# Description of the task
Restate the listing exactly and in full.

# Given records
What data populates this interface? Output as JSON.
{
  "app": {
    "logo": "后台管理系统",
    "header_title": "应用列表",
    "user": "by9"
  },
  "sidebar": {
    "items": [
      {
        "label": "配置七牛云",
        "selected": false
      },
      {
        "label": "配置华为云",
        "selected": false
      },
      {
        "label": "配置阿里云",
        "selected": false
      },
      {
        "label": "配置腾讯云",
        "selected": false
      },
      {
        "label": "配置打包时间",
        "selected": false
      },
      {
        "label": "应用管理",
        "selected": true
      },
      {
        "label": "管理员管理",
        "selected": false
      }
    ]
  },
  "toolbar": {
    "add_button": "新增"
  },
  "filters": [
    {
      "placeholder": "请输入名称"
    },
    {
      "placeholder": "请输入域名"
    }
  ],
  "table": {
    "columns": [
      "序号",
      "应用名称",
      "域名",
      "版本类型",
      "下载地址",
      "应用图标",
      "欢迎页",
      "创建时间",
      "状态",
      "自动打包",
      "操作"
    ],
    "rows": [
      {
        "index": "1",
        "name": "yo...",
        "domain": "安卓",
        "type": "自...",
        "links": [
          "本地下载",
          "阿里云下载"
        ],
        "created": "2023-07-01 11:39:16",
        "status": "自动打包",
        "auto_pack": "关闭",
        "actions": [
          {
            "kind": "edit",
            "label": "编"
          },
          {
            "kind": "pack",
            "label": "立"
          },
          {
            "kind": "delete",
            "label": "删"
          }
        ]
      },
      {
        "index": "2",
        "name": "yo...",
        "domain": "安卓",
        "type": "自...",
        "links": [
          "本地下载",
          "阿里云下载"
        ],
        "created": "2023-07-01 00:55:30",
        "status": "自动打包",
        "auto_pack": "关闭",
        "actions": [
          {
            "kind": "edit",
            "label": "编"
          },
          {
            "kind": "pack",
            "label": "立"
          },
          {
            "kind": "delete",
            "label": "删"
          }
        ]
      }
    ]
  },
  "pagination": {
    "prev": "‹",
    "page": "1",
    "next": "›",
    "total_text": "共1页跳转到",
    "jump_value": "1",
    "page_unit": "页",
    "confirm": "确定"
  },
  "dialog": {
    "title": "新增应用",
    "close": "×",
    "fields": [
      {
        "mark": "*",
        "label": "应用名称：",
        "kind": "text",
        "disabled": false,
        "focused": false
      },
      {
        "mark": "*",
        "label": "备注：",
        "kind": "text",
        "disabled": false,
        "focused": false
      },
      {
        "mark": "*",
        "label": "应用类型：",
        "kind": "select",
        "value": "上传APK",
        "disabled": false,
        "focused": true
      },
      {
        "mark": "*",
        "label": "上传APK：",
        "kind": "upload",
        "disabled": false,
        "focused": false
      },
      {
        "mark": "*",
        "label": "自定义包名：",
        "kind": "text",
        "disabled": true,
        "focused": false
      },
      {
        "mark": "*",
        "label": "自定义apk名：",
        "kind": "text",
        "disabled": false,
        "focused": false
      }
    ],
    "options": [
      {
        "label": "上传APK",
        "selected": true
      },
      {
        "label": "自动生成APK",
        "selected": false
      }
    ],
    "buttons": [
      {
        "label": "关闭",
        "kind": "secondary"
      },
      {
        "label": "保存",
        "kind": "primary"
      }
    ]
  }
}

# Answer to this problem
What data populates this interface? Output as JSON.
{
  "app": {
    "logo": "后台管理系统",
    "header_title": "应用列表",
    "user": "by9"
  },
  "sidebar": {
    "items": [
      {
        "label": "配置七牛云",
        "selected": false
      },
      {
        "label": "配置华为云",
        "selected": false
      },
      {
        "label": "配置阿里云",
        "selected": false
      },
      {
        "label": "配置腾讯云",
        "selected": false
      },
      {
        "label": "配置打包时间",
        "selected": false
      },
      {
        "label": "应用管理",
        "selected": true
      },
      {
        "label": "管理员管理",
        "selected": false
      }
    ]
  },
  "toolbar": {
    "add_button": "新增"
  },
  "filters": [
    {
      "placeholder": "请输入名称"
    },
    {
      "placeholder": "请输入域名"
    }
  ],
  "table": {
    "columns": [
      "序号",
      "应用名称",
      "域名",
      "版本类型",
      "下载地址",
      "应用图标",
      "欢迎页",
      "创建时间",
      "状态",
      "自动打包",
      "操作"
    ],
    "rows": [
      {
        "index": "1",
        "name": "yo...",
        "domain": "安卓",
        "type": "自...",
        "links": [
          "本地下载",
          "阿里云下载"
        ],
        "created": "2023-07-01 11:39:16",
        "status": "自动打包",
        "auto_pack": "关闭",
        "actions": [
          {
            "kind": "edit",
            "label": "编"
          },
          {
            "kind": "pack",
            "label": "立"
          },
          {
            "kind": "delete",
            "label": "删"
          }
        ]
      },
      {
        "index": "2",
        "name": "yo...",
        "domain": "安卓",
        "type": "自...",
        "links": [
          "本地下载",
          "阿里云下载"
        ],
        "created": "2023-07-01 00:55:30",
        "status": "自动打包",
        "auto_pack": "关闭",
        "actions": [
          {
            "kind": "edit",
            "label": "编"
          },
          {
            "kind": "pack",
            "label": "立"
          },
          {
            "kind": "delete",
            "label": "删"
          }
        ]
      }
    ]
  },
  "pagination": {
    "prev": "‹",
    "page": "1",
    "next": "›",
    "total_text": "共1页跳转到",
    "jump_value": "1",
    "page_unit": "页",
    "confirm": "确定"
  },
  "dialog": {
    "title": "新增应用",
    "close": "×",
    "fields": [
      {
        "mark": "*",
        "label": "应用名称：",
        "kind": "text",
        "disabled": false,
        "focused": false
      },
      {
        "mark": "*",
        "label": "备注：",
        "kind": "text",
        "disabled": false,
        "focused": false
      },
      {
        "mark": "*",
        "label": "应用类型：",
        "kind": "select",
        "value": "上传APK",
        "disabled": false,
        "focused": true
      },
      {
        "mark": "*",
        "label": "上传APK：",
        "kind": "upload",
        "disabled": false,
        "focused": false
      },
      {
        "mark": "*",
        "label": "自定义包名：",
        "kind": "text",
        "disabled": true,
        "focused": false
      },
      {
        "mark": "*",
        "label": "自定义apk名：",
        "kind": "text",
        "disabled": false,
        "focused": false
      }
    ],
    "options": [
      {
        "label": "上传APK",
        "selected": true
      },
      {
        "label": "自动生成APK",
        "selected": false
      }
    ],
    "buttons": [
      {
        "label": "关闭",
        "kind": "secondary"
      },
      {
        "label": "保存",
        "kind": "primary"
      }
    ]
  }
}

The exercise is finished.